(Problem statement): Write every entry out again, unchanged.

(Available data):
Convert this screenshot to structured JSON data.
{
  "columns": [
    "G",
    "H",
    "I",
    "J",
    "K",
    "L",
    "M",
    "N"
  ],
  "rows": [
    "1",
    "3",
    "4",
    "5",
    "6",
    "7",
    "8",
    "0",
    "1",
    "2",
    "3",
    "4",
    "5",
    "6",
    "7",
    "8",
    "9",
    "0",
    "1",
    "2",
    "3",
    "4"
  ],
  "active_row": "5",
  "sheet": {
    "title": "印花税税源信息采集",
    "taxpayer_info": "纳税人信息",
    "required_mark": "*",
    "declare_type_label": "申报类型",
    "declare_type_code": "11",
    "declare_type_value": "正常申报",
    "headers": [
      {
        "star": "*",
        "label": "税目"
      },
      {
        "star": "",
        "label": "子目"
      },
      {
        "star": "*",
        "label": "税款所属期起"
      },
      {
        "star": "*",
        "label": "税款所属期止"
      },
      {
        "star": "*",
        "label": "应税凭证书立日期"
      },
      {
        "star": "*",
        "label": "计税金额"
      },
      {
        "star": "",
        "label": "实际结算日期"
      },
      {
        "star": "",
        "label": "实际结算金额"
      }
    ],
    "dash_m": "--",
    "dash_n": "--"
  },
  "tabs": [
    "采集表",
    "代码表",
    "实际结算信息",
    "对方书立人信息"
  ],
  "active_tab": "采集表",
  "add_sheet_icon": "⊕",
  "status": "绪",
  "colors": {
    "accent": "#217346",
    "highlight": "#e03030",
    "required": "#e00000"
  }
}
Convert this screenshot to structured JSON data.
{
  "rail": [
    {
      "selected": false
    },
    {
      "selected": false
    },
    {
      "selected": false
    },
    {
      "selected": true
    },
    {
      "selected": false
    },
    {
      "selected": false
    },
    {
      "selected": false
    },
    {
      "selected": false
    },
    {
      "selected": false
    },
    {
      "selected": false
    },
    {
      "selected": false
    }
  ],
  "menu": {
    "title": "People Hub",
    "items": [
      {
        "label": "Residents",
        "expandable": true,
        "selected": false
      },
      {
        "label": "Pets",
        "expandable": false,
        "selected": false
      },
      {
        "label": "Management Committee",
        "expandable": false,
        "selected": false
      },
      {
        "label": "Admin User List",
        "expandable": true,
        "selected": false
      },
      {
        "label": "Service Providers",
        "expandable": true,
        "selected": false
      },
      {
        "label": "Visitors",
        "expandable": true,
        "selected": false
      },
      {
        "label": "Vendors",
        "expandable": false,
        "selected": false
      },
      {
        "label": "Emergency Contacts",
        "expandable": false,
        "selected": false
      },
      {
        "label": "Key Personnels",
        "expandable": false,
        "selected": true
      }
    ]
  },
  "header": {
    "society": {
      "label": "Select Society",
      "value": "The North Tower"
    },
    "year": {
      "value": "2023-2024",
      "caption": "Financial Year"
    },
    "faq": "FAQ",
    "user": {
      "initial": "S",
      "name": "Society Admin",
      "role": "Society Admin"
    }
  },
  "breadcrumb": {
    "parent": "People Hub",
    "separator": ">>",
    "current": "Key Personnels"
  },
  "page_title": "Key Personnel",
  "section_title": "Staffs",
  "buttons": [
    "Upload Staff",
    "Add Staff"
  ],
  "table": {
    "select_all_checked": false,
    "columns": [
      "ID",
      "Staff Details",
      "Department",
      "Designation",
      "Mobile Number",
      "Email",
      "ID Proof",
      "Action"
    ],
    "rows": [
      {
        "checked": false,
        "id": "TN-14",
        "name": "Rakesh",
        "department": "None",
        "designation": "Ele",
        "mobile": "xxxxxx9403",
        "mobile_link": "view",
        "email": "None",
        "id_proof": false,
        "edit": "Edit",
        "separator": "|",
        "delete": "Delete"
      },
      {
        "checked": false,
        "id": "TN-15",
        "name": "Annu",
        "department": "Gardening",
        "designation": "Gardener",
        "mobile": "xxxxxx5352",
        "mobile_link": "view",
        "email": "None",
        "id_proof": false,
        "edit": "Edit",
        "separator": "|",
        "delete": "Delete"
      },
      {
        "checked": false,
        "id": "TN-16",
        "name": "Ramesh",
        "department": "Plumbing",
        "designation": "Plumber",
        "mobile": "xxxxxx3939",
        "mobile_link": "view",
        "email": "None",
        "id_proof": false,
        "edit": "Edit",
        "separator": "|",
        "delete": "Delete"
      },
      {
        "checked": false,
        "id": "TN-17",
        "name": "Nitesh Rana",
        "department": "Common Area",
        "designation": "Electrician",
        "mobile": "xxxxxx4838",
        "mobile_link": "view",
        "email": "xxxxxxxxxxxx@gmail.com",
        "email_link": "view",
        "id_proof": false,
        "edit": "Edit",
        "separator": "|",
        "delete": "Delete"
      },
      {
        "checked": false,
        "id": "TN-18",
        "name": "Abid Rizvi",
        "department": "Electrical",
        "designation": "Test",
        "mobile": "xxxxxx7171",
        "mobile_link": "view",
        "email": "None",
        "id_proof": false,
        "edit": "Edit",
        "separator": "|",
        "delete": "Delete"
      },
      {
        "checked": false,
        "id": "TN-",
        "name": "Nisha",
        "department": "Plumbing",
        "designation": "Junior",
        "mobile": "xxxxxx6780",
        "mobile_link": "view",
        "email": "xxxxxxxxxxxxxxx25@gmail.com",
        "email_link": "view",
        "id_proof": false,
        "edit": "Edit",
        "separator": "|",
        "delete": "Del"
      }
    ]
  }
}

(Reply to the task):
Convert this screenshot to structured JSON data.
{
  "columns": [
    "G",
    "H",
    "I",
    "J",
    "K",
    "L",
    "M",
    "N"
  ],
  "rows": [
    "1",
    "3",
    "4",
    "5",
    "6",
    "7",
    "8",
    "0",
    "1",
    "2",
    "3",
    "4",
    "5",
    "6",
    "7",
    "8",
    "9",
    "0",
    "1",
    "2",
    "3",
    "4"
  ],
  "active_row": "5",
  "sheet": {
    "title": "印花税税源信息采集",
    "taxpayer_info": "纳税人信息",
    "required_mark": "*",
    "declare_type_label": "申报类型",
    "declare_type_code": "11",
    "declare_type_value": "正常申报",
    "headers": [
      {
        "star": "*",
        "label": "税目"
      },
      {
        "star": "",
        "label": "子目"
      },
      {
        "star": "*",
        "label": "税款所属期起"
      },
      {
        "star": "*",
        "label": "税款所属期止"
      },
      {
        "star": "*",
        "label": "应税凭证书立日期"
      },
      {
        "star": "*",
        "label": "计税金额"
      },
      {
        "star": "",
        "label": "实际结算日期"
      },
      {
        "star": "",
        "label": "实际结算金额"
      }
    ],
    "dash_m": "--",
    "dash_n": "--"
  },
  "tabs": [
    "采集表",
    "代码表",
    "实际结算信息",
    "对方书立人信息"
  ],
  "active_tab": "采集表",
  "add_sheet_icon": "⊕",
  "status": "绪",
  "colors": {
    "accent": "#217346",
    "highlight": "#e03030",
    "required": "#e00000"
  }
}
Convert this screenshot to structured JSON data.
{
  "rail": [
    {
      "selected": false
    },
    {
      "selected": false
    },
    {
      "selected": false
    },
    {
      "selected": true
    },
    {
      "selected": false
    },
    {
      "selected": false
    },
    {
      "selected": false
    },
    {
      "selected": false
    },
    {
      "selected": false
    },
    {
      "selected": false
    },
    {
      "selected": false
    }
  ],
  "menu": {
    "title": "People Hub",
    "items": [
      {
        "label": "Residents",
        "expandable": true,
        "selected": false
      },
      {
        "label": "Pets",
        "expandable": false,
        "selected": false
      },
      {
        "label": "Management Committee",
        "expandable": false,
        "selected": false
      },
      {
        "label": "Admin User List",
        "expandable": true,
        "selected": false
      },
      {
        "label": "Service Providers",
        "expandable": true,
        "selected": false
      },
      {
        "label": "Visitors",
        "expandable": true,
        "selected": false
      },
      {
        "label": "Vendors",
        "expandable": false,
        "selected": false
      },
      {
        "label": "Emergency Contacts",
        "expandable": false,
        "selected": false
      },
      {
        "label": "Key Personnels",
        "expandable": false,
        "selected": true
      }
    ]
  },
  "header": {
    "society": {
      "label": "Select Society",
      "value": "The North Tower"
    },
    "year": {
      "value": "2023-2024",
      "caption": "Financial Year"
    },
    "faq": "FAQ",
    "user": {
      "initial": "S",
      "name": "Society Admin",
      "role": "Society Admin"
    }
  },
  "breadcrumb": {
    "parent": "People Hub",
    "separator": ">>",
    "current": "Key Personnels"
  },
  "page_title": "Key Personnel",
  "section_title": "Staffs",
  "buttons": [
    "Upload Staff",
    "Add Staff"
  ],
  "table": {
    "select_all_checked": false,
    "columns": [
      "ID",
      "Staff Details",
      "Department",
      "Designation",
      "Mobile Number",
      "Email",
      "ID Proof",
      "Action"
    ],
    "rows": [
      {
        "checked": false,
        "id": "TN-14",
        "name": "Rakesh",
        "department": "None",
        "designation": "Ele",
        "mobile": "xxxxxx9403",
        "mobile_link": "view",
        "email": "None",
        "id_proof": false,
        "edit": "Edit",
        "separator": "|",
        "delete": "Delete"
      },
      {
        "checked": false,
        "id": "TN-15",
        "name": "Annu",
        "department": "Gardening",
        "designation": "Gardener",
        "mobile": "xxxxxx5352",
        "mobile_link": "view",
        "email": "None",
        "id_proof": false,
        "edit": "Edit",
        "separator": "|",
        "delete": "Delete"
      },
      {
        "checked": false,
        "id": "TN-16",
        "name": "Ramesh",
        "department": "Plumbing",
        "designation": "Plumber",
        "mobile": "xxxxxx3939",
        "mobile_link": "view",
        "email": "None",
        "id_proof": false,
        "edit": "Edit",
        "separator": "|",
        "delete": "Delete"
      },
      {
        "checked": false,
        "id": "TN-17",
        "name": "Nitesh Rana",
        "department": "Common Area",
        "designation": "Electrician",
        "mobile": "xxxxxx4838",
        "mobile_link": "view",
        "email": "xxxxxxxxxxxx@gmail.com",
        "email_link": "view",
        "id_proof": false,
        "edit": "Edit",
        "separator": "|",
        "delete": "Delete"
      },
      {
        "checked": false,
        "id": "TN-18",
        "name": "Abid Rizvi",
        "department": "Electrical",
        "designation": "Test",
        "mobile": "xxxxxx7171",
        "mobile_link": "view",
        "email": "None",
        "id_proof": false,
        "edit": "Edit",
        "separator": "|",
        "delete": "Delete"
      },
      {
        "checked": false,
        "id": "TN-",
        "name": "Nisha",
        "department": "Plumbing",
        "designation": "Junior",
        "mobile": "xxxxxx6780",
        "mobile_link": "view",
        "email": "xxxxxxxxxxxxxxx25@gmail.com",
        "email_link": "view",
        "id_proof": false,
        "edit": "Edit",
        "separator": "|",
        "delete": "Del"
      }
    ]
  }
}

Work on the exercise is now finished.